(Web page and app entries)
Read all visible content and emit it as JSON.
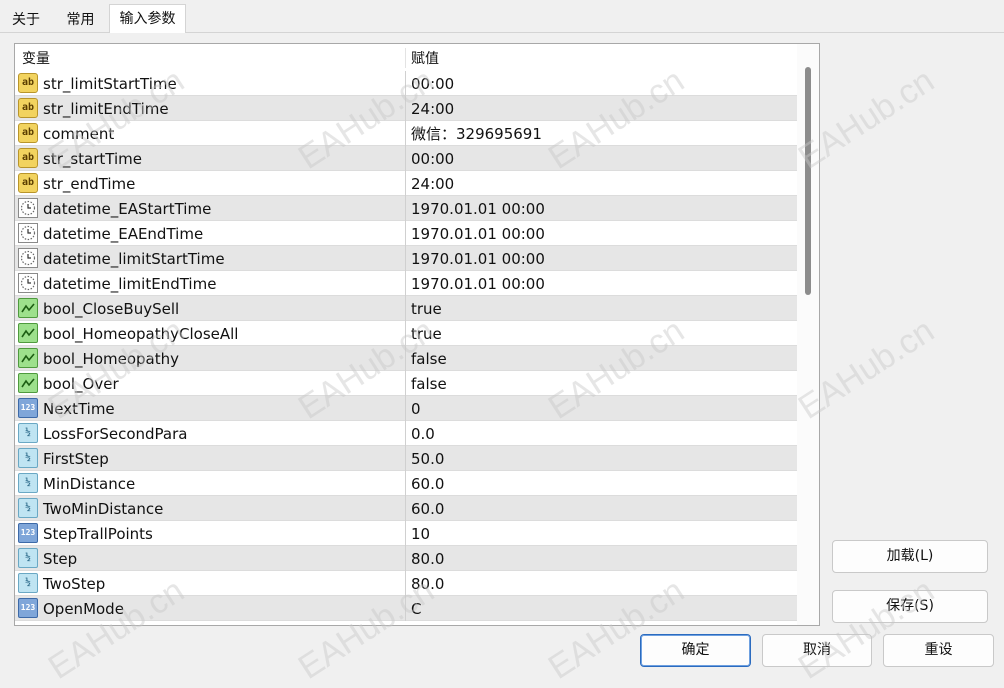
{
  "tabs": [
    {
      "label": "关于",
      "active": false
    },
    {
      "label": "常用",
      "active": false
    },
    {
      "label": "输入参数",
      "active": true
    }
  ],
  "grid": {
    "header": {
      "variable": "变量",
      "value": "赋值"
    },
    "rows": [
      {
        "icon": "string-icon",
        "name": "str_limitStartTime",
        "value": "00:00"
      },
      {
        "icon": "string-icon",
        "name": "str_limitEndTime",
        "value": "24:00"
      },
      {
        "icon": "string-icon",
        "name": "comment",
        "value": "微信：329695691"
      },
      {
        "icon": "string-icon",
        "name": "str_startTime",
        "value": "00:00"
      },
      {
        "icon": "string-icon",
        "name": "str_endTime",
        "value": "24:00"
      },
      {
        "icon": "datetime-icon",
        "name": "datetime_EAStartTime",
        "value": "1970.01.01 00:00"
      },
      {
        "icon": "datetime-icon",
        "name": "datetime_EAEndTime",
        "value": "1970.01.01 00:00"
      },
      {
        "icon": "datetime-icon",
        "name": "datetime_limitStartTime",
        "value": "1970.01.01 00:00"
      },
      {
        "icon": "datetime-icon",
        "name": "datetime_limitEndTime",
        "value": "1970.01.01 00:00"
      },
      {
        "icon": "bool-icon",
        "name": "bool_CloseBuySell",
        "value": "true"
      },
      {
        "icon": "bool-icon",
        "name": "bool_HomeopathyCloseAll",
        "value": "true"
      },
      {
        "icon": "bool-icon",
        "name": "bool_Homeopathy",
        "value": "false"
      },
      {
        "icon": "bool-icon",
        "name": "bool_Over",
        "value": "false"
      },
      {
        "icon": "integer-icon",
        "name": "NextTime",
        "value": "0"
      },
      {
        "icon": "double-icon",
        "name": "LossForSecondPara",
        "value": "0.0"
      },
      {
        "icon": "double-icon",
        "name": "FirstStep",
        "value": "50.0"
      },
      {
        "icon": "double-icon",
        "name": "MinDistance",
        "value": "60.0"
      },
      {
        "icon": "double-icon",
        "name": "TwoMinDistance",
        "value": "60.0"
      },
      {
        "icon": "integer-icon",
        "name": "StepTrallPoints",
        "value": "10"
      },
      {
        "icon": "double-icon",
        "name": "Step",
        "value": "80.0"
      },
      {
        "icon": "double-icon",
        "name": "TwoStep",
        "value": "80.0"
      },
      {
        "icon": "integer-icon",
        "name": "OpenMode",
        "value": "C"
      }
    ]
  },
  "side_buttons": {
    "load": "加载(L)",
    "save": "保存(S)"
  },
  "bottom_buttons": {
    "ok": "确定",
    "cancel": "取消",
    "reset": "重设"
  },
  "watermark": "EAHub.cn"
}
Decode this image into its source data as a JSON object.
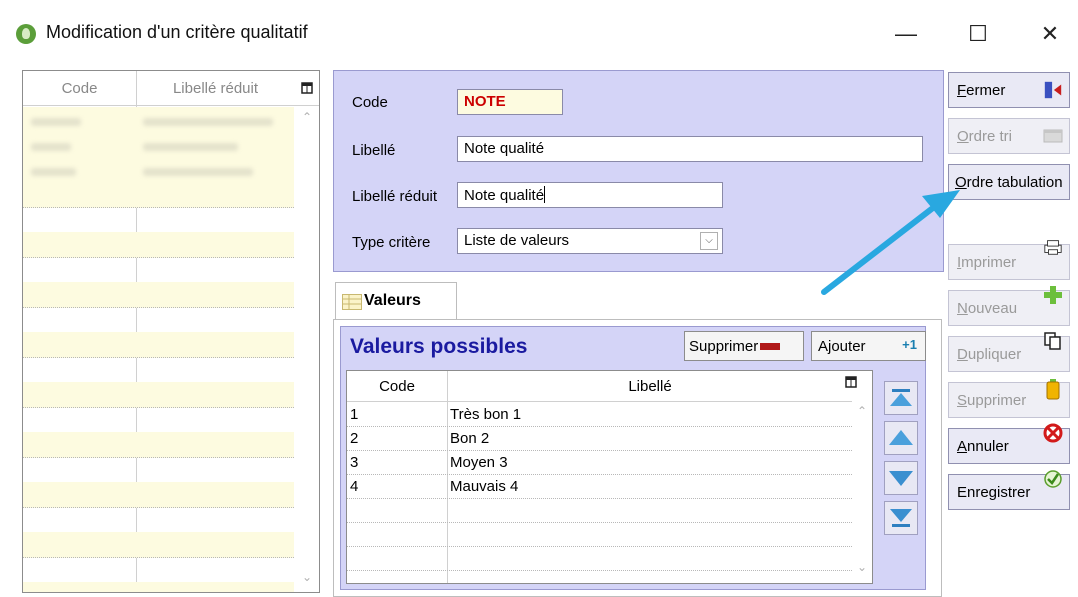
{
  "window": {
    "title": "Modification d'un critère qualitatif",
    "minimize": "—",
    "maximize": "☐",
    "close": "✕"
  },
  "left_grid": {
    "columns": [
      "Code",
      "Libellé réduit"
    ],
    "column_menu_icon": "table-columns-icon"
  },
  "form": {
    "code_label": "Code",
    "code_value": "NOTE",
    "libelle_label": "Libellé",
    "libelle_value": "Note qualité",
    "libelle_reduit_label": "Libellé réduit",
    "libelle_reduit_value": "Note qualité",
    "type_label": "Type critère",
    "type_value": "Liste de valeurs"
  },
  "tab": {
    "label": "Valeurs"
  },
  "valeurs": {
    "title": "Valeurs possibles",
    "delete_label": "Supprimer",
    "add_label": "Ajouter",
    "columns": [
      "Code",
      "Libellé"
    ],
    "rows": [
      {
        "code": "1",
        "libelle": "Très bon 1"
      },
      {
        "code": "2",
        "libelle": "Bon 2"
      },
      {
        "code": "3",
        "libelle": "Moyen 3"
      },
      {
        "code": "4",
        "libelle": "Mauvais 4"
      }
    ]
  },
  "actions": {
    "fermer": "Fermer",
    "ordre_tri": "Ordre tri",
    "ordre_tabulation": "Ordre tabulation",
    "imprimer": "Imprimer",
    "nouveau": "Nouveau",
    "dupliquer": "Dupliquer",
    "supprimer": "Supprimer",
    "annuler": "Annuler",
    "enregistrer": "Enregistrer"
  },
  "colors": {
    "panel": "#d4d4f7",
    "title_blue": "#1a1aa0",
    "code_red": "#cc0000",
    "annotation_arrow": "#29a8e0"
  }
}
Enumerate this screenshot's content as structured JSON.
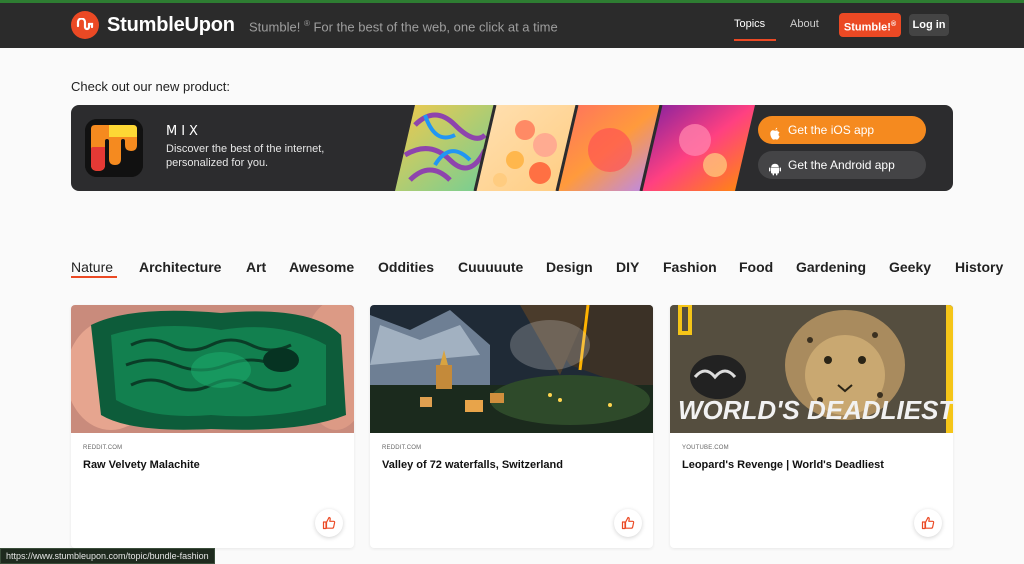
{
  "header": {
    "logo_text": "StumbleUpon",
    "tagline_prefix": "Stumble!",
    "tagline_mark": "®",
    "tagline_rest": " For the best of the web, one click at a time",
    "nav_topics": "Topics",
    "nav_about": "About",
    "stumble_button": "Stumble!",
    "stumble_button_mark": "®",
    "login_button": "Log in",
    "accent_color": "#eb4924"
  },
  "promo": {
    "heading": "Check out our new product:",
    "product_name": "MIX",
    "description": "Discover the best of the internet, personalized for you.",
    "ios_button": "Get the iOS app",
    "android_button": "Get the Android app"
  },
  "categories": [
    {
      "label": "Nature",
      "active": true
    },
    {
      "label": "Architecture"
    },
    {
      "label": "Art"
    },
    {
      "label": "Awesome"
    },
    {
      "label": "Oddities"
    },
    {
      "label": "Cuuuuute"
    },
    {
      "label": "Design"
    },
    {
      "label": "DIY"
    },
    {
      "label": "Fashion"
    },
    {
      "label": "Food"
    },
    {
      "label": "Gardening"
    },
    {
      "label": "Geeky"
    },
    {
      "label": "History"
    }
  ],
  "cards": [
    {
      "source": "REDDIT.COM",
      "title": "Raw Velvety Malachite",
      "icon": "thumbs-up-icon"
    },
    {
      "source": "REDDIT.COM",
      "title": "Valley of 72 waterfalls, Switzerland",
      "icon": "thumbs-up-icon"
    },
    {
      "source": "YOUTUBE.COM",
      "title": "Leopard's Revenge | World's Deadliest",
      "thumb_overlay": "WORLD'S DEADLIEST",
      "icon": "thumbs-up-icon"
    }
  ],
  "status_bar": {
    "url": "https://www.stumbleupon.com/topic/bundle-fashion"
  }
}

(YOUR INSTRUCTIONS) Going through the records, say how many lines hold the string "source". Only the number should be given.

(TASK OUTPUT) 4